Brazil hasn't had to deal with terror attacks; that's the kind of thing that happens in Africa, or the US, or Europe, or Asia... pretty much everywhere else in the world, but not so much in Latin America.
But as Brazil prepares to host the World Cup in 2014, and the Summer Olympics two years later, it's something security officials have to face. Roberto Troncon Filho, head of Brazil's federal police told the AP:
"In Brazil, the (threat) level is very low, but an event like the World Cup can provide the opportunity for an attack, not against the Brazilian people, but against an international delegation," he was quoted as saying by Folha, Brazil's largest daily.
Brazil doesn't have any anti-terror laws, which could help hinder it in pursuing suspected terrorists. But the country, fresh from memories of dictatorship, has been reluctant to pass too many laws granting extra powers to its security forces.
So is al Qaeda hanging out in Brazil? Maybe, according to "reports and rumors" of shady folks on the border with Argentina and Paraguay, where smugglers and other sorts tend to gather.
That's a long way off from coming up with a plot, let alone pulling one off.
South African officials worried during last year's World Cup in their country about a possible attack, and ratcheted up security. Al Shabaab, the terror group in Somalia, even thought about trying something, but decided security was too tight. (They struck at two night spots in Uganda instead.)

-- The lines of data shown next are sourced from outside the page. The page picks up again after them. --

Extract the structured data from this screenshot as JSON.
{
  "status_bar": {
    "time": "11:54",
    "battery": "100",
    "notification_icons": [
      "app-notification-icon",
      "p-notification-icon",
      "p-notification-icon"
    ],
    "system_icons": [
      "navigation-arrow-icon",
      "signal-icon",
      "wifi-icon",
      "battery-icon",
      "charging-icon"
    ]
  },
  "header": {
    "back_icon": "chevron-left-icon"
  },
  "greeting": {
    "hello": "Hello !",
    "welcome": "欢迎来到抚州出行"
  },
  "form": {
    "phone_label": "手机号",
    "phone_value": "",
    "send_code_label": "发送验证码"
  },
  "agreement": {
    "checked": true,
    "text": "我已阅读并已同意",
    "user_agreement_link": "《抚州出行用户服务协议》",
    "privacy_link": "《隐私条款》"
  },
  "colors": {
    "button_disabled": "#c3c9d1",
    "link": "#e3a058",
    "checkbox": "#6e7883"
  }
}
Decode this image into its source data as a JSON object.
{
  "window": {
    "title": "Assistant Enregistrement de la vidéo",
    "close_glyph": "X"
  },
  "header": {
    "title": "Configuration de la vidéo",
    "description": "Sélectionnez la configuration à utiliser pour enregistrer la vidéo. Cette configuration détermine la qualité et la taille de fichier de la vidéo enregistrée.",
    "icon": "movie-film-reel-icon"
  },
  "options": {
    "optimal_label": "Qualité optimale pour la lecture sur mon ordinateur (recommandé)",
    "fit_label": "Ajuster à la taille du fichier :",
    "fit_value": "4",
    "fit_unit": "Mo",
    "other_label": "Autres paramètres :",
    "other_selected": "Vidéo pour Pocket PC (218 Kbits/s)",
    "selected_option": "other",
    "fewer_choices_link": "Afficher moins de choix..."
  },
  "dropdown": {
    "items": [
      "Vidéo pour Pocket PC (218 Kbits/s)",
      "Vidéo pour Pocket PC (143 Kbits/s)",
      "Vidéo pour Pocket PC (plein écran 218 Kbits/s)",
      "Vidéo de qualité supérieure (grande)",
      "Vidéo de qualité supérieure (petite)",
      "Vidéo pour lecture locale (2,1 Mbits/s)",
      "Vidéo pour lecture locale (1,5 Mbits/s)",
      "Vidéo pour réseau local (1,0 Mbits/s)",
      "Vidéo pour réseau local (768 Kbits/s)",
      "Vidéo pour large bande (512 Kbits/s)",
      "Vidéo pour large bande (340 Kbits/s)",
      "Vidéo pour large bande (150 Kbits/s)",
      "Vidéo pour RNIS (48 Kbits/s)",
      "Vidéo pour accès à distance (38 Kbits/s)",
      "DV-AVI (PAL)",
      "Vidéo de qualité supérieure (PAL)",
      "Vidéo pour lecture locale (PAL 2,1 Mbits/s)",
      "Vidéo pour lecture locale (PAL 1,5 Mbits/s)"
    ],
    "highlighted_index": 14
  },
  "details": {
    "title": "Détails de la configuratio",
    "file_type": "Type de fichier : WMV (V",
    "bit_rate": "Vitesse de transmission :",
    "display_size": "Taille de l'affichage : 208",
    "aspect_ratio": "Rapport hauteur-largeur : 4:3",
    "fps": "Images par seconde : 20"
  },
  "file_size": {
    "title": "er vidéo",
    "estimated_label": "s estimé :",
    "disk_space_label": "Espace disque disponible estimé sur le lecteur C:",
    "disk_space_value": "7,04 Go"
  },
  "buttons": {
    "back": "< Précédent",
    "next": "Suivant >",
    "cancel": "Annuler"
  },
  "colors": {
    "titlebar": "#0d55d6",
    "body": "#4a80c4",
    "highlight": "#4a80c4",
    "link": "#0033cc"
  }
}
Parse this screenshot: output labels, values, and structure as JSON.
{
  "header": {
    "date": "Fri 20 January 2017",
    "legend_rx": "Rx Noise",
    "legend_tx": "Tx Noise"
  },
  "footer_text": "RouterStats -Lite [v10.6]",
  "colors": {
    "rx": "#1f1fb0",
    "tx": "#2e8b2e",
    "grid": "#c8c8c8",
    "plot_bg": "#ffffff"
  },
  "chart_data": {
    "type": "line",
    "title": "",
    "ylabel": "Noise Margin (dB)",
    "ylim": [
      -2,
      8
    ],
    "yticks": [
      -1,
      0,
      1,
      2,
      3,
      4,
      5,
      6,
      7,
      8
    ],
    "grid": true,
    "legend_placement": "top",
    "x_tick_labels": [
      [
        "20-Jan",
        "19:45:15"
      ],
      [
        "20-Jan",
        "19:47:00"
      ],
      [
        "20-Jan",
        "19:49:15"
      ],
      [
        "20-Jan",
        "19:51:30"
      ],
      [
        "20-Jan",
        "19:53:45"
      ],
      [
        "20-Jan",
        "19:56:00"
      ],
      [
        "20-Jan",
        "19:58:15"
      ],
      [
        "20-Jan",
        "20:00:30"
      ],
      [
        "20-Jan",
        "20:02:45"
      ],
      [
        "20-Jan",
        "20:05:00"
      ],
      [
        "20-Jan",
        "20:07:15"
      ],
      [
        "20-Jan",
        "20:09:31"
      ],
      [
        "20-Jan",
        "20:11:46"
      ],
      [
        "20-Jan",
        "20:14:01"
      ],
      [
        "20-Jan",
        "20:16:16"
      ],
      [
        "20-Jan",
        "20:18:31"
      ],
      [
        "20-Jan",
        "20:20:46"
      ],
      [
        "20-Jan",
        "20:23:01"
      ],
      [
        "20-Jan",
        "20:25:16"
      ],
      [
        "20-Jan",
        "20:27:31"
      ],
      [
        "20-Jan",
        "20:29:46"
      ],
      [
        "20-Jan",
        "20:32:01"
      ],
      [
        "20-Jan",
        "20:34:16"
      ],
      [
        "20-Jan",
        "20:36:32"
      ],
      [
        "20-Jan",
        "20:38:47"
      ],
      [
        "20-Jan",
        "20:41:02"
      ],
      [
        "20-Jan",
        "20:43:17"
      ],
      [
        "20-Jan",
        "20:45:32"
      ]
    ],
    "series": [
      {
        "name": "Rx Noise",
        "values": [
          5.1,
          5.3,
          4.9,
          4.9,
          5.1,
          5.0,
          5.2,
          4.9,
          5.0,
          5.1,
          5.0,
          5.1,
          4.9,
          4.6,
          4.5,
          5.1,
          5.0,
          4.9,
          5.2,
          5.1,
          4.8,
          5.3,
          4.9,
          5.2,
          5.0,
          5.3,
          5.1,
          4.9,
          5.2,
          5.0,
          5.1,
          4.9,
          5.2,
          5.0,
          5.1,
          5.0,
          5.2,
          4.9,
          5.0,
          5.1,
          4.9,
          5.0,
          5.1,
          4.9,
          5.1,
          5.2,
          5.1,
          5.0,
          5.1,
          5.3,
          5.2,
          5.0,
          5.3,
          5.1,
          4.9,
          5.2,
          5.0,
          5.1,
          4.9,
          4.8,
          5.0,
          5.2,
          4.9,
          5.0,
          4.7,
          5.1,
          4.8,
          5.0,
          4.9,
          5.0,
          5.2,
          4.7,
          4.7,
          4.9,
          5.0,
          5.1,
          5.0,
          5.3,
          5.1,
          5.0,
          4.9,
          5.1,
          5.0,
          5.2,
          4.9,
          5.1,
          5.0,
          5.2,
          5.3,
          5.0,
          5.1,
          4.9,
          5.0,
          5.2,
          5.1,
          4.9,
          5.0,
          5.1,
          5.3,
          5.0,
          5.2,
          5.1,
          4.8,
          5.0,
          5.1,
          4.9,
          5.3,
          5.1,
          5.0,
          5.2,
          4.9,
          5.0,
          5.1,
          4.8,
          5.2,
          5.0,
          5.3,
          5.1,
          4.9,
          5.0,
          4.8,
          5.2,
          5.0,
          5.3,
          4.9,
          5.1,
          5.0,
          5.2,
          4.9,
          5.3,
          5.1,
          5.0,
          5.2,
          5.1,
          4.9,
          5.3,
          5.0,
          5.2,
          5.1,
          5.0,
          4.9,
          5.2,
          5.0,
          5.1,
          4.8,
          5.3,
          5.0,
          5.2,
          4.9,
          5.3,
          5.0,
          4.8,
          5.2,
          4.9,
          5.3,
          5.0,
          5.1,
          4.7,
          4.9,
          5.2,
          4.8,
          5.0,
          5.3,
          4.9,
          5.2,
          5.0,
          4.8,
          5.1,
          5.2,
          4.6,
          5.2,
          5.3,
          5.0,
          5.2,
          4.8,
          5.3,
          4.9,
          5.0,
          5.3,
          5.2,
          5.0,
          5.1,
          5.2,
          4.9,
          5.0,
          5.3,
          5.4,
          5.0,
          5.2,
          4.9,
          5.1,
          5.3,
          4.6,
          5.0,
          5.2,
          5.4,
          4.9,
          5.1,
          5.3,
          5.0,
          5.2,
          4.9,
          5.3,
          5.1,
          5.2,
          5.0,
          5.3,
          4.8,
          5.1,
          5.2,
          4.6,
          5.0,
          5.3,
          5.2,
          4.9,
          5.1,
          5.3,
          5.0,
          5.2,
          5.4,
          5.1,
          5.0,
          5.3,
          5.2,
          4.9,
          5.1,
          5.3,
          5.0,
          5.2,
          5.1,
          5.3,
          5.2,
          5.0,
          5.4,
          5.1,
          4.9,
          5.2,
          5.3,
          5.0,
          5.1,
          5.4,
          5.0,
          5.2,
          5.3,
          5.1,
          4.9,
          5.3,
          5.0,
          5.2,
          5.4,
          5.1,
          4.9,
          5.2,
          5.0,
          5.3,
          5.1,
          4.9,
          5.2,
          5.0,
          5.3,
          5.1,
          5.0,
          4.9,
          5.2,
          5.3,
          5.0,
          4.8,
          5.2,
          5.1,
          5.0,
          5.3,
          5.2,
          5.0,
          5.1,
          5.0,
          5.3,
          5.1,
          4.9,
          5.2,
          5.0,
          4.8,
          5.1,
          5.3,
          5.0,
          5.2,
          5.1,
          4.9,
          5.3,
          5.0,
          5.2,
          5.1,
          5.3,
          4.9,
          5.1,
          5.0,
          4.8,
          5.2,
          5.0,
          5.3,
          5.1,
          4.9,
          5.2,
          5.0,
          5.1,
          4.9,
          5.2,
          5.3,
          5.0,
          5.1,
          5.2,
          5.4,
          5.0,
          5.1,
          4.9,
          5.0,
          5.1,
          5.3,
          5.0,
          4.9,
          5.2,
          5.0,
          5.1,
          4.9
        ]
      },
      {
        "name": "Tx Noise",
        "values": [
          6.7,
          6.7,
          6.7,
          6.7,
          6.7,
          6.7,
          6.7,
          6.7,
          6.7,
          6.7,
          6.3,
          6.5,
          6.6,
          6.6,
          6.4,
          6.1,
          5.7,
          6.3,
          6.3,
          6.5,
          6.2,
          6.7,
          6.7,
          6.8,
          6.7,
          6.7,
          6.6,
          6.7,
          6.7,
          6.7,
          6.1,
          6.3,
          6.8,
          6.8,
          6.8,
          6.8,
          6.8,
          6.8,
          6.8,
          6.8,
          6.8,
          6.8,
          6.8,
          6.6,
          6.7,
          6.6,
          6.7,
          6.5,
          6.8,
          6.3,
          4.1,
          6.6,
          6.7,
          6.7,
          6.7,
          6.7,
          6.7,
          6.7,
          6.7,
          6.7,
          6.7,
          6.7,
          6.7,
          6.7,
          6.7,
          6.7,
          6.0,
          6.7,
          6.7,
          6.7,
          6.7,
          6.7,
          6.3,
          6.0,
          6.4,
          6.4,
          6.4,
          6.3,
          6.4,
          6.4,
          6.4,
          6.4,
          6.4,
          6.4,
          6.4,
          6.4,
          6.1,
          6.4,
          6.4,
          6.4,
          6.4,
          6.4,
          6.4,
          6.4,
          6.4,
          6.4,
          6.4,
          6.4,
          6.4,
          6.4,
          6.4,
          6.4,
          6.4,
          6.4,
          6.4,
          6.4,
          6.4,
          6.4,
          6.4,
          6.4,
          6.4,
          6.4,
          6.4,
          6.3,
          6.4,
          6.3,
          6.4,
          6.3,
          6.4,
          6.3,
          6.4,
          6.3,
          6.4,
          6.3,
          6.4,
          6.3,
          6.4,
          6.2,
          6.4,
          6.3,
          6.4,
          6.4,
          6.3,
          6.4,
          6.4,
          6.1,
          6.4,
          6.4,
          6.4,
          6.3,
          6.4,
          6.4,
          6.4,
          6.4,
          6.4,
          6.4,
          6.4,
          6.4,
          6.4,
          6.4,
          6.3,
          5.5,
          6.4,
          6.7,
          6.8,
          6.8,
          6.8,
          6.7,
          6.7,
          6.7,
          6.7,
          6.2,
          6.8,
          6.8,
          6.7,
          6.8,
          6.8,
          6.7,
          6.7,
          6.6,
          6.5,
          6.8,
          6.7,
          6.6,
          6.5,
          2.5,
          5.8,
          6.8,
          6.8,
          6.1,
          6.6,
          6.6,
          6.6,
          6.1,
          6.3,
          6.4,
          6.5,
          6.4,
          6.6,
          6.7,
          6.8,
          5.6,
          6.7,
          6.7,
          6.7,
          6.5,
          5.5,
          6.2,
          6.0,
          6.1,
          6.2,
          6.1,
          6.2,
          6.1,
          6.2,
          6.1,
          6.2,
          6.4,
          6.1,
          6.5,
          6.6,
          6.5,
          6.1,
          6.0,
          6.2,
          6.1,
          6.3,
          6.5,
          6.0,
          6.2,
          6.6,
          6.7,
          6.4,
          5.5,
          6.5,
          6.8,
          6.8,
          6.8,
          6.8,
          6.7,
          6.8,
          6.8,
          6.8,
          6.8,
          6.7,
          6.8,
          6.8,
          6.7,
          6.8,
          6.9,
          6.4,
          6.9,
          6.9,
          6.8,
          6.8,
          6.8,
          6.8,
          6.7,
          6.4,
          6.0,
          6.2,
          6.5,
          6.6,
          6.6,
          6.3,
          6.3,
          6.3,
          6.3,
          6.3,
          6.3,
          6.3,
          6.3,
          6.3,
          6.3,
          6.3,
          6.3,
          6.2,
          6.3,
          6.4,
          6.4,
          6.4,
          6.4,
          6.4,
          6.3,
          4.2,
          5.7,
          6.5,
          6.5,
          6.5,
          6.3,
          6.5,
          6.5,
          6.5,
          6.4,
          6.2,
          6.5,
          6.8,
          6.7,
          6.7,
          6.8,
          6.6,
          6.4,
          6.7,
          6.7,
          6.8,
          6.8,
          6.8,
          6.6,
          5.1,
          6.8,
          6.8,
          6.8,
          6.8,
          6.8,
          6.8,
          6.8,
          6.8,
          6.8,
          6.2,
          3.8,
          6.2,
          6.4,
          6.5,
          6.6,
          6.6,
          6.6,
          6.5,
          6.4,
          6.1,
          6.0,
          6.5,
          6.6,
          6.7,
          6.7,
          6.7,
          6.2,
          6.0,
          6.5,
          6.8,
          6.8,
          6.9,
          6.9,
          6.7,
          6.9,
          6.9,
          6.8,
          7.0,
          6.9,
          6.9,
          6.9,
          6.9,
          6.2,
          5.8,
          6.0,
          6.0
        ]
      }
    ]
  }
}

It's hard to launch attacks at high-profile events. Everybody's watching. And you can bet that even if the Brazilians aren't experienced in counterterrorism, the Americans will be all over it, especially since they're really into being friends with Brazil these days. It's actually a perfect opportunity for the US to show Brazil that they really need each other.
Not to worry, Brazil. Team America will be all over it.